Oneida and Herkimer county residents affected by recent flooding can report their issues and needs to HOOAD, or Herkimer-Oneida Organizations Active in Disaster, according to the Oneida County Health Department.
Local residents can contact HOOAD by dialing 211. HOOAD is a humanitarian association of independent organizations that support emergency response efforts in all phases of disaster.
According to the Health Department, HOOAD is currently working on plans to identify and meet long-term recovery needs due to the recent flooding.
Local residents are also reminded to be award of the potential for future flooding as temperatures rise and snow melts.
Health Department officials say that if you live in a low-lying area, you may be directed to evacuate when there is the potential for flooding. If you’re asked to evacuate, the Health Department says the CDC recommends the following:
- Take only essential items with you.
- If you have time, turn off the gas, electricity, and water.
- Disconnect appliances to prevent electrical shock when power is restored.
- Follow the designated evacuation routes and expect heavy traffic.
- Do not attempt to drive or walk across creeks or flooded roads.
The Oneida County Health Department is also offering the following flooding tips:
- If you are not ordered to evacuate it is important to monitor the radio and television for weather updates.
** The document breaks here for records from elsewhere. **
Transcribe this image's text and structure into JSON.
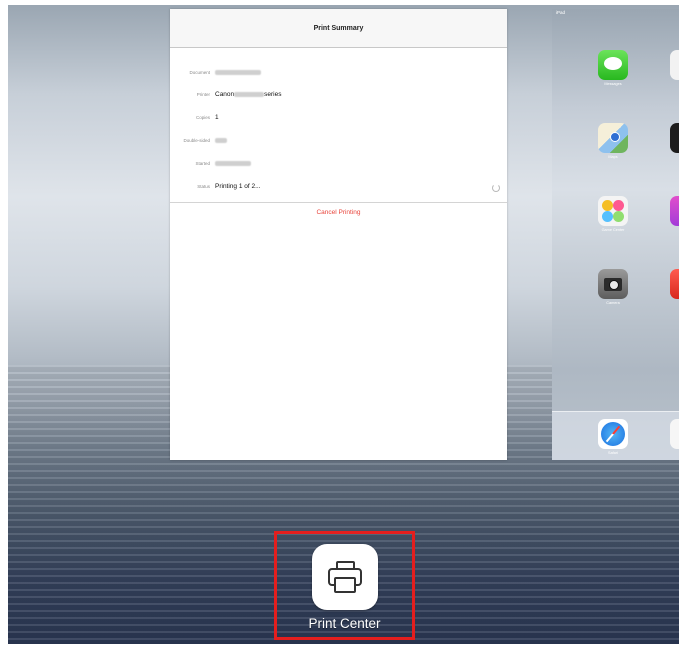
{
  "print_summary": {
    "title": "Print Summary",
    "rows": [
      {
        "label": "Document",
        "value": ""
      },
      {
        "label": "Printer",
        "value_prefix": "Canon",
        "value_suffix": "series"
      },
      {
        "label": "Copies",
        "value": "1"
      },
      {
        "label": "Double-sided",
        "value": ""
      },
      {
        "label": "Started",
        "value": ""
      },
      {
        "label": "Status",
        "value": "Printing 1 of 2..."
      }
    ],
    "cancel_label": "Cancel Printing"
  },
  "home_screen": {
    "status": "iPad",
    "apps": [
      {
        "name": "Messages",
        "icon": "messages-icon"
      },
      {
        "name": "Maps",
        "icon": "maps-icon"
      },
      {
        "name": "Game Center",
        "icon": "game-center-icon"
      },
      {
        "name": "Camera",
        "icon": "camera-icon"
      }
    ],
    "dock": [
      {
        "name": "Safari",
        "icon": "safari-icon"
      }
    ]
  },
  "print_center": {
    "label": "Print Center",
    "icon": "printer-icon",
    "highlight_color": "#e41e1e"
  },
  "colors": {
    "accent_red": "#e8453c",
    "highlight": "#e41e1e"
  }
}
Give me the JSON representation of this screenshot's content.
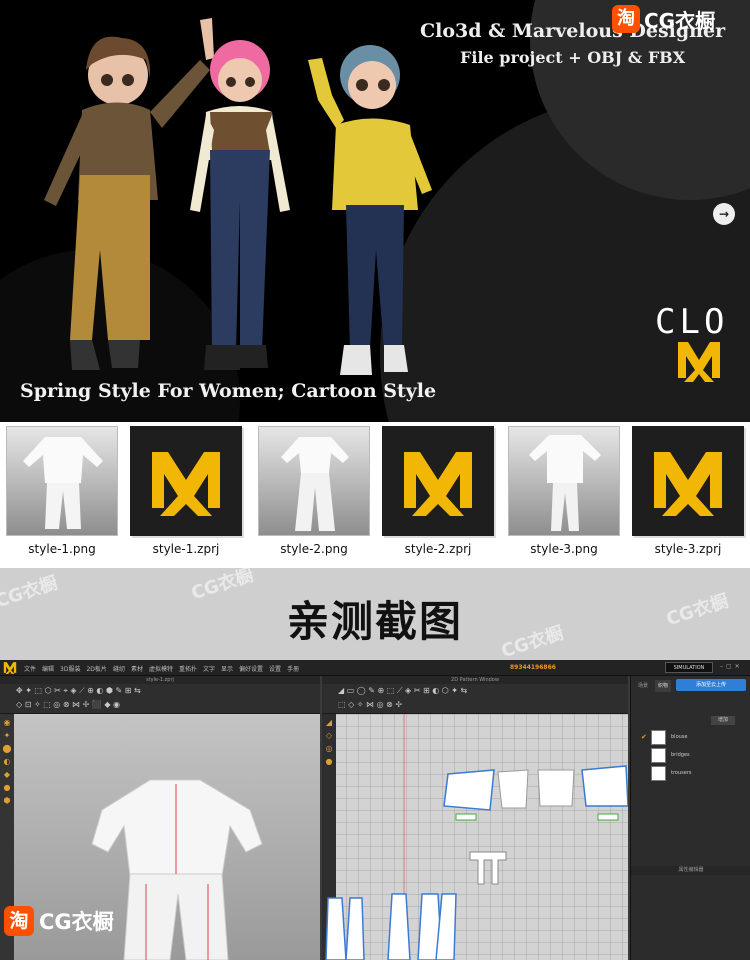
{
  "watermark": {
    "brand_icon": "淘",
    "brand_text": "CG衣橱"
  },
  "hero": {
    "title_line1": "Clo3d & Marvelous Designer",
    "title_line2": "File project + OBJ & FBX",
    "caption": "Spring Style For Women; Cartoon Style",
    "next_arrow": "→",
    "clo_logo": "CLO"
  },
  "thumbnails": [
    {
      "label": "style-1.png",
      "kind": "png"
    },
    {
      "label": "style-1.zprj",
      "kind": "zprj"
    },
    {
      "label": "style-2.png",
      "kind": "png"
    },
    {
      "label": "style-2.zprj",
      "kind": "zprj"
    },
    {
      "label": "style-3.png",
      "kind": "png"
    },
    {
      "label": "style-3.zprj",
      "kind": "zprj"
    }
  ],
  "band": {
    "heading": "亲测截图"
  },
  "app": {
    "menu": [
      "文件",
      "编辑",
      "3D服装",
      "2D板片",
      "缝纫",
      "素材",
      "虚拟模特",
      "重拓扑",
      "文字",
      "显示",
      "偏好设置",
      "设置",
      "手册"
    ],
    "account_id": "89344196866",
    "mode": "SIMULATION",
    "window_3d_title": "style-1.zprj",
    "window_2d_title": "2D Pattern Window",
    "right_panel": {
      "tabs": [
        "场景",
        "织物"
      ],
      "upload_button": "添加至云上传",
      "add_button": "增加",
      "fabrics": [
        {
          "label": "blouse",
          "checked": true
        },
        {
          "label": "bridges",
          "checked": false
        },
        {
          "label": "trousers",
          "checked": false
        }
      ],
      "property_title": "属性编辑器"
    }
  },
  "colors": {
    "accent_orange": "#ff5000",
    "md_yellow": "#f2b705",
    "upload_blue": "#2f7fd8"
  }
}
It is important to be aware of the following as well:
- Waters that pool on streets and properties carry their own risks. Do not attempt to drive through flood water. Electricity from streetlights and power poles may be active through standing water causing a deadly electric shock to anyone in contact with it also. Anyone who comes into contact with floodwaters should wash any exposed body parts with soap and disinfected or sanitized water.
- Drinking contaminated water could cause serious illness. You cannot assume that the drinking water supply in an area affected by flooding is safe to drink. Listen to local announcements regarding possible boil water notices in your area. Persons with private wells in flooded areas need to be aware of possible contamination by disease-causing organisms making the water unsafe to drink. Do not drink flood water, or use it to wash dishes, brush teeth, or wash/prepare food. Drink clean, safe water.
- Do not eat any food that may have come into contact with floodwaters. Discard any foods without a waterproof container if there is a chance it has come into contact with floodwaters. Food containers with screw caps, snap lids and home canned foods should be discarded after coming into contact with flood waters, since they cannot be properly disinfected. When in doubt, throw it out! Throw away any food and bottled water that comes/may have come into contact with flood water.
- Basic hygiene is of particular concern after a flood. Always wash your hands with soap and clean water. Hands should be washed before preparing or consuming food, after using the bathroom or changing a diaper, playing with a pet, after handling uncooked food, handling garbage, after tending to someone who in sick or injured, after coughing or sneezing and after handling articles that may have been contaminated by flood waters.
- Wound Care is important. Keeping wounds clean and covered is crucial during an emergency. If you have open cuts or sores, keep them as clean as possible by washing well with soap and clean, safe water to control infection. If a wound develops redness, swelling, or drainage, seek immediate medical attention.